Instructions for the task:
Scan the entries below and return each line that contains "Blend".

(Component data from apps and pages)
-=-=-

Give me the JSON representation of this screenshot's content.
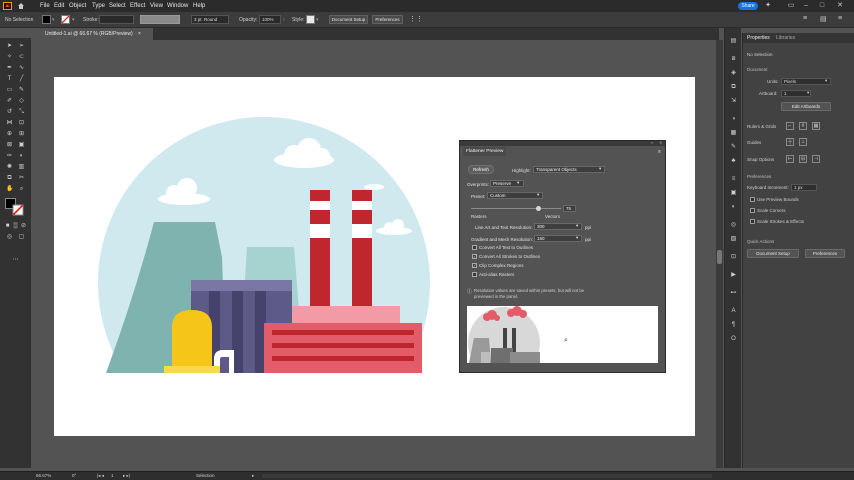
{
  "menu": {
    "app_logo": "Ai",
    "items": [
      "File",
      "Edit",
      "Object",
      "Type",
      "Select",
      "Effect",
      "View",
      "Window",
      "Help"
    ],
    "share_label": "Share"
  },
  "control_bar": {
    "selection_label": "No Selection",
    "stroke_label": "Stroke:",
    "brush_label": "3 pt. Round",
    "opacity_label": "Opacity:",
    "opacity_value": "100%",
    "style_label": "Style:",
    "document_setup_label": "Document Setup",
    "preferences_label": "Preferences"
  },
  "document_tab": {
    "title": "Untitled-1.ai @ 66.67 % (RGB/Preview)",
    "close": "×"
  },
  "properties_panel": {
    "tabs": [
      "Properties",
      "Libraries"
    ],
    "no_selection": "No Selection",
    "document_heading": "Document",
    "units_label": "Units:",
    "units_value": "Pixels",
    "artboard_label": "Artboard:",
    "artboard_value": "1",
    "edit_artboards_label": "Edit Artboards",
    "rulers_label": "Rulers & Grids",
    "guides_label": "Guides",
    "snap_label": "Snap Options",
    "preferences_heading": "Preferences",
    "keyboard_increment_label": "Keyboard Increment:",
    "keyboard_increment_value": "1 px",
    "checkboxes": [
      "Use Preview Bounds",
      "Scale Corners",
      "Scale Strokes & Effects"
    ],
    "quick_actions_heading": "Quick Actions",
    "document_setup_button": "Document Setup",
    "preferences_button": "Preferences"
  },
  "flattener": {
    "title": "Flattener Preview",
    "refresh_label": "Refresh",
    "highlight_label": "Highlight:",
    "highlight_value": "Transparent Objects",
    "overprints_label": "Overprints:",
    "overprints_value": "Preserve",
    "preset_label": "Preset:",
    "preset_value": "Custom",
    "slider_value": "75",
    "rasters_label": "Rasters",
    "vectors_label": "Vectors",
    "slider_fraction": 0.75,
    "line_art_label": "Line Art and Text Resolution:",
    "line_art_value": "300",
    "gradient_label": "Gradient and Mesh Resolution:",
    "gradient_value": "150",
    "ppi_unit": "ppi",
    "options": [
      {
        "label": "Convert All Text to Outlines",
        "checked": false
      },
      {
        "label": "Convert All Strokes to Outlines",
        "checked": true
      },
      {
        "label": "Clip Complex Regions",
        "checked": true
      },
      {
        "label": "Anti-alias Rasters",
        "checked": false
      }
    ],
    "note": "Resolution values are saved within presets, but will not be previewed in the panel."
  },
  "status_bar": {
    "zoom": "66.67%",
    "angle": "0°",
    "artboard_nav": "1",
    "tool_name": "Selection"
  },
  "colors": {
    "sky_circle": "#cfe9ee",
    "cooling_tower": "#7fb3b0",
    "cooling_tower_light": "#a6d2cf",
    "building_purple": "#5d5a87",
    "tank_yellow": "#f5c518",
    "factory_red": "#e25c6a",
    "factory_pink": "#f29aa5",
    "chimney_red": "#c0262e",
    "accent_blue": "#1473e6"
  }
}
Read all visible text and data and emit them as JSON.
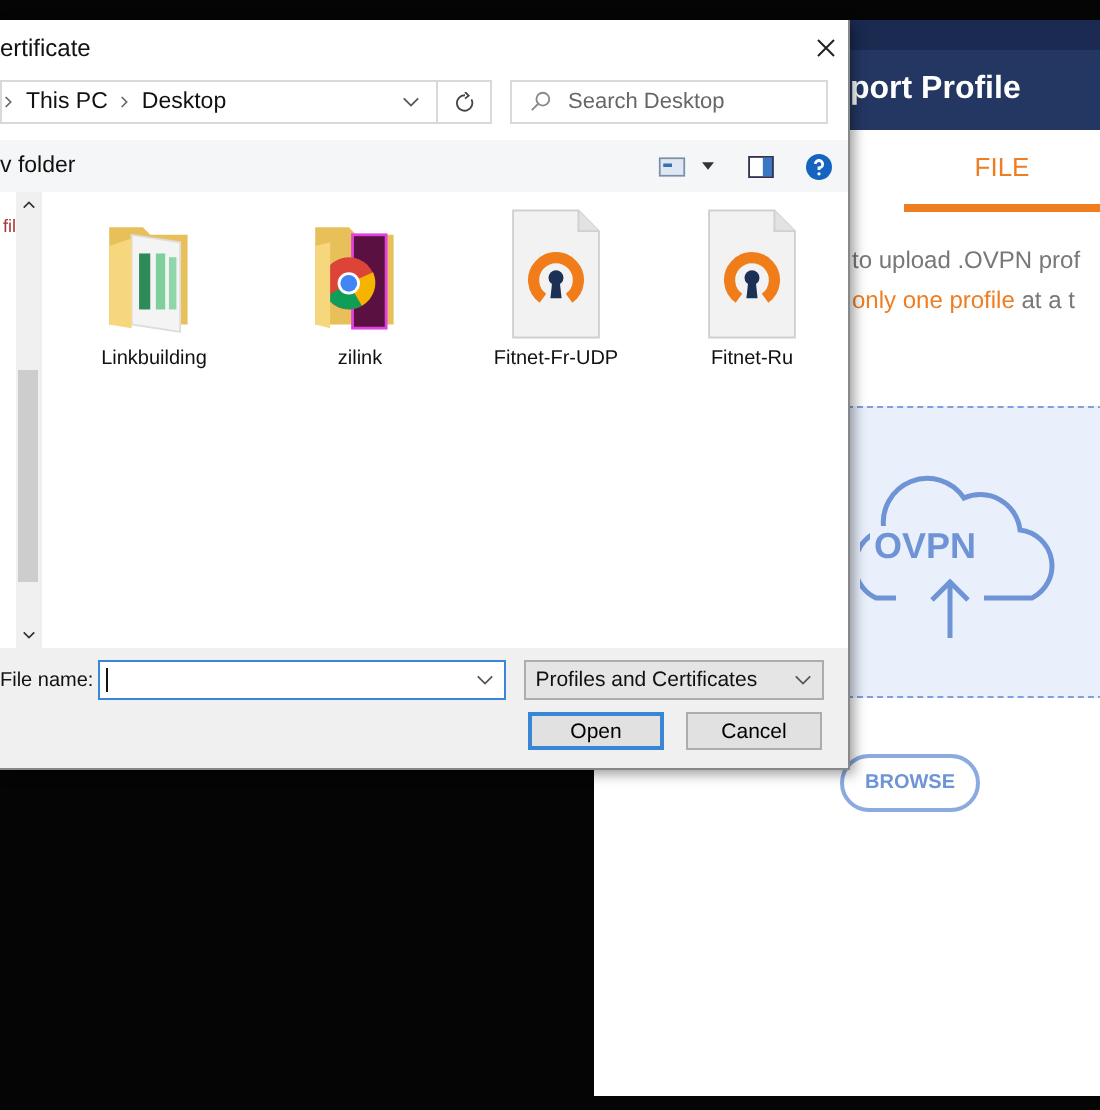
{
  "app_window": {
    "header_title": "port Profile",
    "tabs": [
      {
        "label": "FILE",
        "selected": true
      }
    ],
    "instruction": "to upload .OVPN prof",
    "note_highlight": "only one profile",
    "note_rest": "at a t",
    "drop_label": "OVPN",
    "browse_button": "BROWSE"
  },
  "dialog": {
    "title": "ertificate",
    "breadcrumb": [
      "This PC",
      "Desktop"
    ],
    "search": {
      "placeholder": "Search Desktop"
    },
    "new_folder": "v folder",
    "nav_items": [
      {
        "label": "fil"
      }
    ],
    "files": [
      {
        "name": "Linkbuilding",
        "kind": "folder-sheets"
      },
      {
        "name": "zilink",
        "kind": "folder-chrome"
      },
      {
        "name": "Fitnet-Fr-UDP",
        "kind": "ovpn"
      },
      {
        "name": "Fitnet-Ru",
        "kind": "ovpn"
      }
    ],
    "file_name_label": "File name:",
    "file_type": "Profiles and Certificates",
    "buttons": [
      {
        "label": "Open",
        "default": true
      },
      {
        "label": "Cancel",
        "default": false
      }
    ]
  }
}
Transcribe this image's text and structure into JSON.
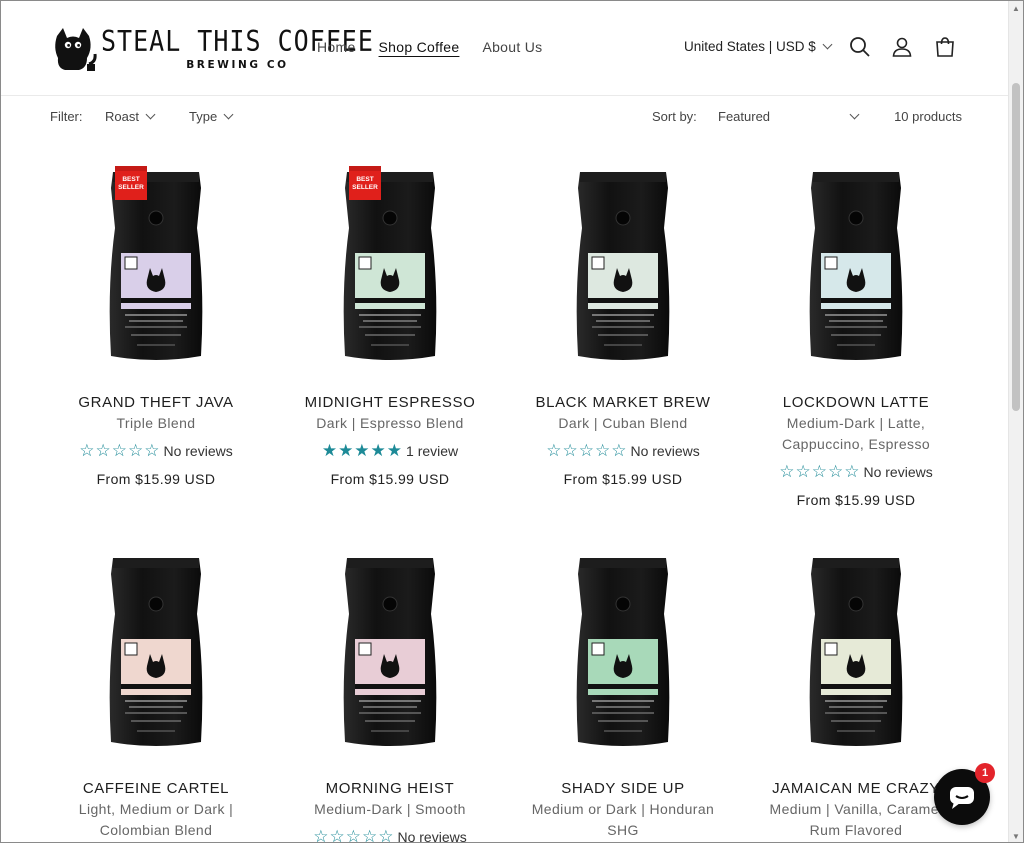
{
  "brand": {
    "title": "STEAL THIS COFFEE",
    "subtitle": "BREWING CO"
  },
  "nav": [
    {
      "label": "Home",
      "active": false
    },
    {
      "label": "Shop Coffee",
      "active": true
    },
    {
      "label": "About Us",
      "active": false
    }
  ],
  "header": {
    "locale": "United States | USD $",
    "icons": [
      "search-icon",
      "account-icon",
      "cart-icon"
    ]
  },
  "filters": {
    "label": "Filter:",
    "roast": "Roast",
    "type": "Type",
    "sort_label": "Sort by:",
    "sort_value": "Featured",
    "count": "10 products"
  },
  "products": [
    {
      "name": "GRAND THEFT JAVA",
      "line1": "Triple Blend",
      "line2": "",
      "stars": "☆☆☆☆☆",
      "reviews": "No reviews",
      "price": "From $15.99 USD",
      "badge": "BEST SELLER",
      "label_color": "#d9cfe9",
      "label_text": "GRAND THEFT JAVA"
    },
    {
      "name": "MIDNIGHT ESPRESSO",
      "line1": "Dark | Espresso Blend",
      "line2": "",
      "stars": "★★★★★",
      "reviews": "1 review",
      "price": "From $15.99 USD",
      "badge": "BEST SELLER",
      "label_color": "#cfe6d6",
      "label_text": "MIDNIGHT ESPRESSO"
    },
    {
      "name": "BLACK MARKET BREW",
      "line1": "Dark | Cuban Blend",
      "line2": "",
      "stars": "☆☆☆☆☆",
      "reviews": "No reviews",
      "price": "From $15.99 USD",
      "badge": "",
      "label_color": "#dde8e0",
      "label_text": "BLACK MARKET BREW"
    },
    {
      "name": "LOCKDOWN LATTE",
      "line1": "Medium-Dark | Latte,",
      "line2": "Cappuccino, Espresso",
      "stars": "☆☆☆☆☆",
      "reviews": "No reviews",
      "price": "From $15.99 USD",
      "badge": "",
      "label_color": "#d6e8ea",
      "label_text": "LOCKDOWN LATTE"
    },
    {
      "name": "CAFFEINE CARTEL",
      "line1": "Light, Medium or Dark |",
      "line2": "Colombian Blend",
      "stars": "",
      "reviews": "",
      "price": "",
      "badge": "",
      "label_color": "#efd7cf",
      "label_text": "CAFFEINE CARTEL"
    },
    {
      "name": "MORNING HEIST",
      "line1": "Medium-Dark | Smooth",
      "line2": "",
      "stars": "☆☆☆☆☆",
      "reviews": "No reviews",
      "price": "",
      "badge": "",
      "label_color": "#e8cdd6",
      "label_text": "MORNING HEIST"
    },
    {
      "name": "SHADY SIDE UP",
      "line1": "Medium or Dark | Honduran",
      "line2": "SHG",
      "stars": "",
      "reviews": "",
      "price": "",
      "badge": "",
      "label_color": "#a8d9b9",
      "label_text": "SHADY SIDE UP"
    },
    {
      "name": "JAMAICAN ME CRAZY",
      "line1": "Medium | Vanilla, Caramel",
      "line2": "Rum Flavored",
      "stars": "",
      "reviews": "",
      "price": "",
      "badge": "",
      "label_color": "#e6ead7",
      "label_text": "JAMAICAN ME CRAZY"
    }
  ],
  "chat": {
    "count": "1"
  }
}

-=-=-

Solution to this task:
      "line1": "Triple Blend",
      "line1": "Dark | Espresso Blend",
      "line1": "Dark | Cuban Blend",
      "line2": "Colombian Blend",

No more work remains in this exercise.